After reporting the highest national unemployment rate in post-war America two weeks ago, the Bureau of Labor Statistics released further details on the state of the U.S. labor market on Friday. In providing a state-level breakdown of the unemployment situation, the data underscores how heavily the job market has been hit across the entire nation.
All 50 states and the District of Columbia saw an increase in the unemployment rate in April, with 43 states reporting the highest unemployment rates since the BLS started reporting this data series in 1976. Nevada, Michigan and Hawaii had the highest unemployment rates at 28.2, 22.7 and 22.3 percent, respectively, while Connecticut, Minnesota and Nebraska reported the lowest levels of unemployment at 7.9 percent, 8.1 percent and 8.3 percent, respectively.

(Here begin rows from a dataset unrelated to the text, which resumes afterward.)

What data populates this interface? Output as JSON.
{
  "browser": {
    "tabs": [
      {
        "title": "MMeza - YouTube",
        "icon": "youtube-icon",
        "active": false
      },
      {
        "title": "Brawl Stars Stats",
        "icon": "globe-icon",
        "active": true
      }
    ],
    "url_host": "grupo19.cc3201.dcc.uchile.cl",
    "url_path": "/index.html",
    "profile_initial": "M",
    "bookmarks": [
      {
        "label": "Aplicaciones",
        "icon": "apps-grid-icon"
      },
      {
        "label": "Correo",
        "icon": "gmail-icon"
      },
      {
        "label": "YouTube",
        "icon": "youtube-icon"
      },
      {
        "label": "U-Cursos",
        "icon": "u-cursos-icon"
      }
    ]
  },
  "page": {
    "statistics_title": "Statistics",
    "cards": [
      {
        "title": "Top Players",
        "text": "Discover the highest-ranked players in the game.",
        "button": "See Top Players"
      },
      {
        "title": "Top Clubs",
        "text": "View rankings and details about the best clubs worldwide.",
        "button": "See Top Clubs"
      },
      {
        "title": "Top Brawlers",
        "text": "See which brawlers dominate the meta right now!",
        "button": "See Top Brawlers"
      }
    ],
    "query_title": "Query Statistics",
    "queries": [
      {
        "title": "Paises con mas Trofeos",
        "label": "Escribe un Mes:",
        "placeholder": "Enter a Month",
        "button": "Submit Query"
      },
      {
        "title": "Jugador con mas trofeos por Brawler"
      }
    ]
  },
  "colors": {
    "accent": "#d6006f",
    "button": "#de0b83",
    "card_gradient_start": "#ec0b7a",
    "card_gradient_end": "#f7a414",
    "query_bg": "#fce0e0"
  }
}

Amazingly, the lowest state-level unemployment rate in April – Connecticut at 7.9 percent – would have been the highest just one month earlier. According to the BLS, Nevada saw the highest unemployment rate in March at just 6.9 percent, once again showing how grave the current situation is. The measures taken to contain the COVID-19 outbreak in the United States resulted in mass layoffs, particularly in the leisure and hospitality sector, which ultimately added up to more than 20 million lost jobs in April.